How do I know if I have been fairly selected for redundancy?

When a number of staff are being selected for redundancy, your employer must ensure that the basis for selection is fair and does not unfairly discriminate against you.

People cannot be chosen for redundancy on the basis of race, age, disability, gender, pregnancy/maternity, marriage/civil partnership, sexuality, religion, belief, or for being transgender.

People cannot be selected for redundancy for an automatically unfair reason. These include selection for redundancy where the reason is wholly or mainly:

Often employers ask for volunteers and/or offer early retirement before considering compulsory redundancy. Some examples of criteria that can be used by an employer when making compulsory redundancies include:

  • skill and capability;
  • conduct records;
  • the type of work needed to be done by those remaining; and
  • length of service.

Allowances should be made for poorer performance, attendance and conduct connected with an individual's disability.

You should be told what factors have been used in the selection process. If not, you should ask, and if you are still not told, you should seek further advice.

If you are in a union, it may have agreed a redundancy procedure with your employer, so check with them that this has been followed.

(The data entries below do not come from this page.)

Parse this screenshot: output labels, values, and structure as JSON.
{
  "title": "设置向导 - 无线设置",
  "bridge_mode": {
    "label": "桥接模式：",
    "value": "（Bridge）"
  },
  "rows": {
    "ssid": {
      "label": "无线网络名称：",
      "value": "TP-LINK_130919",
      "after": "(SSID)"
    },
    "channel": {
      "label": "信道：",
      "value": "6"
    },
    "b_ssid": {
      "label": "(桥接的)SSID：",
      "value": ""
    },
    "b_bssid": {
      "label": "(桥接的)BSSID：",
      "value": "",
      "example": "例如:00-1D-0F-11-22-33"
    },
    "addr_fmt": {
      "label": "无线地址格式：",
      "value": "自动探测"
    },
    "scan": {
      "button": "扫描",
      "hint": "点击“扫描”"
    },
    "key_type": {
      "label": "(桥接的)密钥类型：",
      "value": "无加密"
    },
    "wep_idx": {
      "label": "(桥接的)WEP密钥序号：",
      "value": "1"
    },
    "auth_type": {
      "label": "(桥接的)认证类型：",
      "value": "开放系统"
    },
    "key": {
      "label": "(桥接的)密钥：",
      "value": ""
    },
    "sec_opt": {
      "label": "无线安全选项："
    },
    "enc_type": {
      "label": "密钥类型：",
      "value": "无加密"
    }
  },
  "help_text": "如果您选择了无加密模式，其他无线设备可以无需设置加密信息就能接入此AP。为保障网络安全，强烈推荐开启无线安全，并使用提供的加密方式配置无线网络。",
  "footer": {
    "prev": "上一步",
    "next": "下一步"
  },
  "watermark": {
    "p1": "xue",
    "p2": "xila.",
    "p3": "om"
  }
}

Note: This content is provided as general background information and should not be taken as legal advice or financial advice for your particular situation. Make sure to get individual advice on your case from your union, a source on our free help page or an independent financial advisor before taking any action.